Saturday, September 27, 2008
Thursday, September 25, 2008
Just another case of trying to beat the train and losing. Hope this guy has better luck in the future.
Monday, September 22, 2008
Sunday, September 21, 2008
Friday, September 19, 2008
The idea is to pass the through freight over this route from and to the UP and BNSF corridors and keep only local freight to the existing rails. This would create the capacity for commuter rail service along the Front Range as far as Cheyenne or Laramie, WY and Raton or Santa Fe, NM, where it would possibly meet the New Mexico Rail Runner (or whatever it is called at the time).
As with most government agencies, the progress is extremely slow. They are having a second round of community meetings next month, which is fully five months after the first round. Here are the dates and locations, as announced.
- Limon - October 7 @ Limon Community Center
477 D Avenue, Limon
- Colorado Springs - October 8 @ Pikes Peak Area Council of Governments
14 S. Chestnut Street, Colorado Springs
- Las Animas - October 9 @ Las Animas Elementary School
530 Poplar Avenue, Las Animas
- Brush - October 14 @ Morgan County Fairgrounds, ‘Old’ 4-H Exhibit Hall
750 Ellsworth Street, Brush
- Pueblo - October 23* @ Pueblo City Hall
City Hall Pl, Pueblo
* - Date has been changed and updated
It's difficult to imagine that commuter rail will ever become a reality at this rate. Public discussion and village politics are not the way to get things like this done. Rail is the most efficient means of transportation, yet in the days of $4 for a gallon of gas, commuter rail is only being taken half-seriously. It's past time to lay rail, and we're getting people only to think about what commuter service would mean to Colorado.
Sunday, September 7, 2008
Wednesday, September 3, 2008
The Valley Courier quotes Donald Shank,
Our historical foundation, whose mission it is to preserve Colorado’s rich railroad history, is charged with the dismal task of removing what was so difficult to bring to Creede ... the rails that built the town. ... And so it will be with a profound sense of loss that I will pull the first spike, unbolt the first track bolt and lift the first rail ... The biggest loss will be to history.
The impact of this announcement is yet to be felt. Of particular concern is this month's scheduled trip over the Creede branch by the Rocky Mountain division of NARCOA (North American RailCar Operators Association is a group of track speeder afficianados, a railfan sub-species).

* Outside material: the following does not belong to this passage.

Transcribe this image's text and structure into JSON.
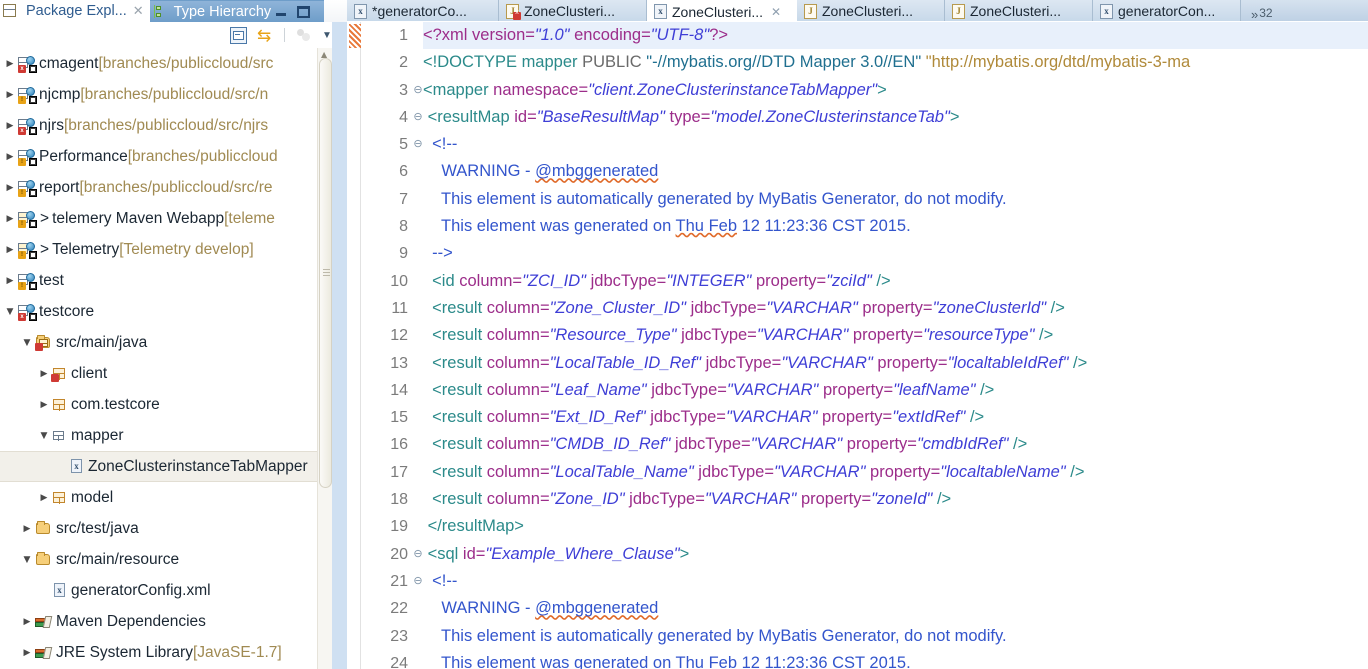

What is truly disappointing is that this comes in the face of the apparent success of the Rio Grande Scenic Railroad operating out of Alamosa in the heart of the San Luis Valley. On the other hand, every cloud over Creede has a silver lining. Depending on a lot, there is the off chance that a deal could be struck in the future for the RGSR to operate or purchase part of the line between South Fork and--just outside of--Creede. Plenty of mountain scenery awaits those travelling to the stomping grounds of Soapy Smith, and a standard-gauge steam engine already operating nearby could do the pulling. Who knows what the future brings, but some residents of Creede will fight it tooth and nail, to Donald Shank's dismay.